Catherine Littlefield (aka Caty) had an unconventional mind. For one thing, at dinner parties she liked to quiz the men at the table about politics and debate issues with them. This was suspicious behavior in the 1770’s. Some of her female friends thought she was fast. They needn’t have worried though. Caty’s interest in the local menfolk was strictly intellectual - that is, except for Nathaniel Greene. He was a keeper. Caty set her cap to marry him and raise a brood of children as the wife of a wealthy Rhode Island gentleman. The American war for independence put a crimp in her plans. The Greenes had been married less than a year before dashing husband Nathaniel went dashing off to fight. He was destined for greatness and so was she (though for a completely different reason).
Nathaniel became a major general in Washington’s army. A bona fide hero by the time the conflict was over. Throughout the war, Caty tried to maintain a semblance of normal family life by visiting her husband in camp and towing the kids along whenever she could. This wasn’t easy to do considering how long he was stationed way down south in Dixie. Of course, she was also managing the family property up north single-handedly in between bouts of birthing.
Once the war ended, Caty was thrilled at the thought that she could finally kick back and let Nathaniel make all the hard decisions. This proved not to be a good idea. Nathaniel’s business acumen was inversely proportional to his military genius. During the war, he’d had a bit of trouble obtaining supplies for his men and mortgaged his property to foot the bill. The speculator he’d employed to purchase fleece and rations, fleeced him and before you could say “Chapter 11,” the Greenes were in hock up to their eyeballs to the irate merchants of Charleston.

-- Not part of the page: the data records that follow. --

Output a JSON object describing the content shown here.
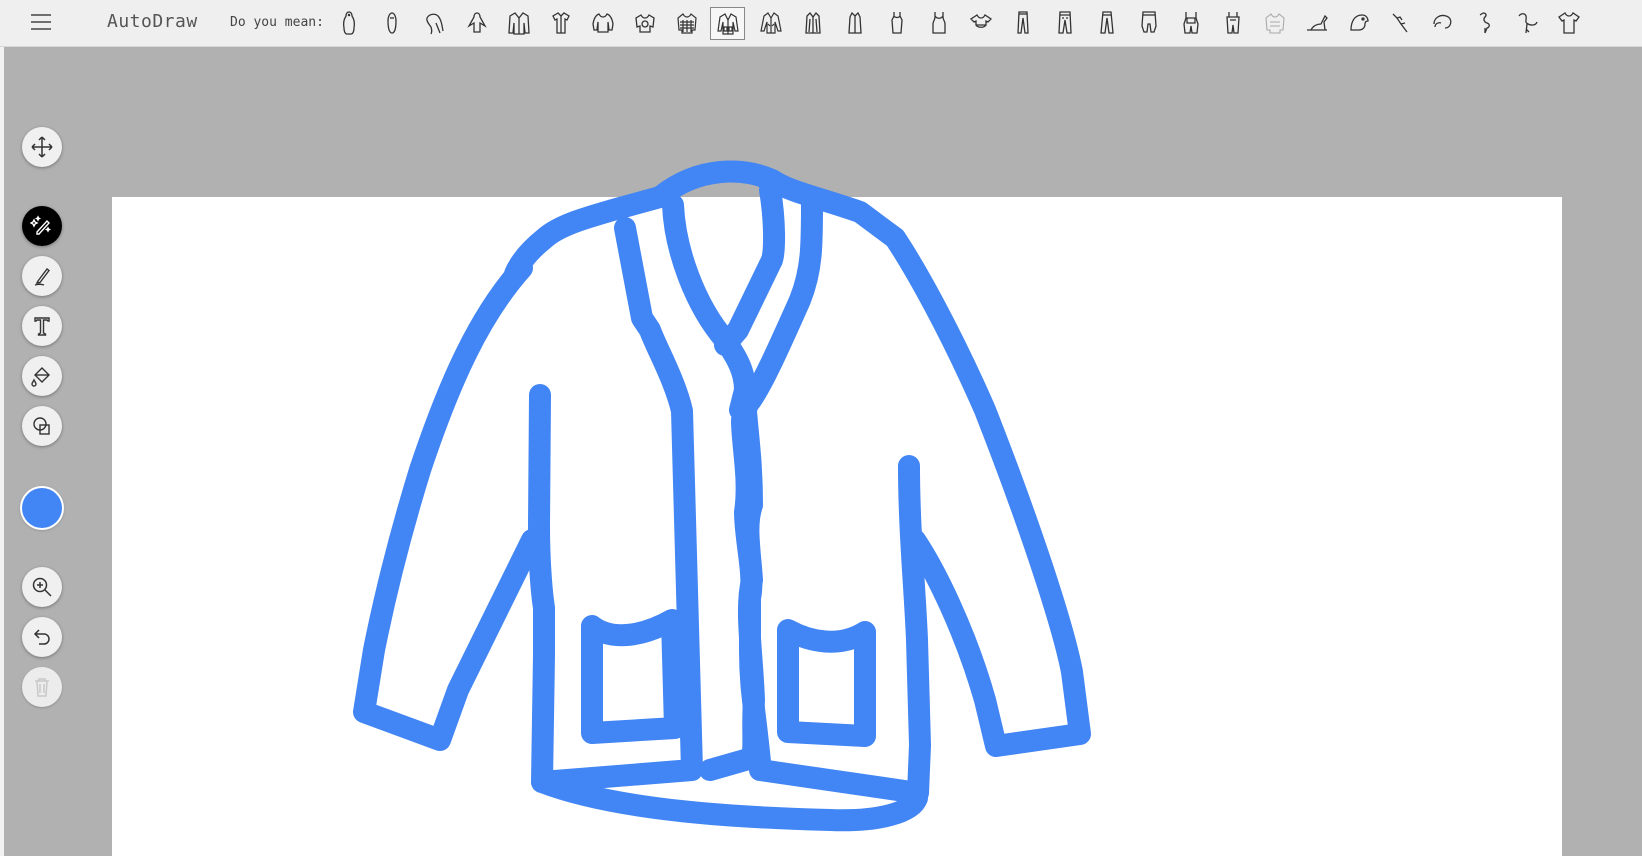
{
  "app": {
    "title": "AutoDraw"
  },
  "toolbar": {
    "menu_icon": "hamburger-menu-icon",
    "suggest_label": "Do you mean:",
    "suggestions": [
      "penguin-icon",
      "penguin-icon",
      "penguin-icon",
      "penguin-icon",
      "jacket-icon",
      "shirt-icon",
      "sweater-icon",
      "sweater-icon",
      "sweater-icon",
      "cardigan-icon",
      "jacket-icon",
      "coat-icon",
      "coat-icon",
      "dress-icon",
      "tank-top-icon",
      "shirt-icon",
      "pants-icon",
      "pants-icon",
      "pants-icon",
      "pants-icon",
      "overalls-icon",
      "overalls-icon",
      "sweater-icon",
      "bird-icon",
      "parrot-icon",
      "bird-icon",
      "flamingo-icon",
      "flamingo-icon",
      "flamingo-icon",
      "tshirt-icon"
    ],
    "selected_index": 9
  },
  "tools": [
    {
      "name": "select",
      "icon": "move-arrows-icon"
    },
    {
      "name": "autodraw",
      "icon": "magic-pencil-icon",
      "active": true
    },
    {
      "name": "draw",
      "icon": "pencil-icon"
    },
    {
      "name": "type",
      "icon": "text-icon"
    },
    {
      "name": "fill",
      "icon": "paint-bucket-icon"
    },
    {
      "name": "shape",
      "icon": "shapes-icon"
    },
    {
      "name": "zoom",
      "icon": "zoom-in-icon"
    },
    {
      "name": "undo",
      "icon": "undo-icon"
    },
    {
      "name": "delete",
      "icon": "trash-icon",
      "disabled": true
    }
  ],
  "colors": {
    "selected_color": "#4285f4",
    "canvas": "#ffffff",
    "background": "#b1b1b1"
  },
  "drawing": {
    "subject": "cardigan",
    "stroke_color": "#4285f4"
  }
}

After the war was over, there was nothing to do but pull up stakes and move south to a plantation on the Savannah River which the grateful state of Georgia had given Nathaniel for military services rendered. The couple worked like dogs to make a go of it until Nat inconveniently died of sunstroke. Caty was left to raise five children alone and so she donned the pantaloons in the family and got on with it.
To her credit, she didn’t complain. She experimented with growing cotton instead of rice which is the point at which destiny came knocking at her door. Her employees (aka slaves) found picking the seeds out of cotton to be a laborious and time-consuming process. One person could only clean about a pound of cotton per day making the little puff balls an unlikely cash crop. The employees on the plantation suggested various alternatives to cleaning cotton by hand.
Caty took their ideas seriously and put on her thinking cap. What if one could design a machine to clean the seeds from the cotton? Hmmm. Enter a down-at-the-heels Yale graduate who was tutoring her neighbor’s kids and was looking for a place to crash. He said he was good with tools. His name was Eli Whitney. Caty gave him a workshop on her property and immediately set him the task of assembling a machine according to her specifications. It was called a cotton gin, not because it distilled cotton bolls into liquor but because gin is short for “engine”.
Eli gave it his best shot. He toiled in his workshop for hours on end but no matter what he tried, the dratted thing wouldn’t work. He was ready to throw in the towel and go back to tutoring brats for a living when his benefactress stopped by to check on his progress.
“So how’s it going?” she asked.
“Not so good.” He sighed and wilted over his workbench.
With intense concentration, Caty studied the contraption he’d built. She puzzled over it for a full half a minute before saying, “I think you need to use metal teeth instead of wooden ones to comb the cotton. Give that a try.”
He gave it a try and the rest, as they say, is history. Eli Whitney applied for a patent for the first cotton gin in 1793 and the industrial revolution was born. School children all over America are taught that Whitney invented the cotton gin though as feminist Matilda Joselyn Gage would sniff a hundred years later, “the cotton gin owes its origin to a woman.”
So why didn’t Caty get the credit? The Patent Act of 1790 would have given her the legal right to take out a patent in her own name but the social stigma of doing so would have been unbearable. She would have been shunned by her social set and kicked off the A-list for all important functions for the rest of her life. Everybody already thought she was fast because she liked to chat about politics but this would have been too much. Consequently, Eli Whitney became the front man so that the brains of the operation could hold her head up proudly in polite circles and say, “I’ve never had an original thought in my entire life. I swear to God, not one!”
Ultimately, the humble seed comber made cotton king in the south. It could clean one and a half tons of the stuff per day. For the first time, the fabric became cheap and affordable for everybody. No more did people surreptitiously stitch their own underwear by candlelight in basements across America. They could go to the store and purchase unmentionables in broad daylight. In fact, they could purchase more than a single pair! People became distinctly less crabby now that their breeches were no longer made of chafing fabrics like flax, linen and wool. So the next time you slip on your Fruit Of The Looms, breathe a silent word of thanks to the woman who made it all possible. Hats off (or maybe it should be pants off) to Caty Greene.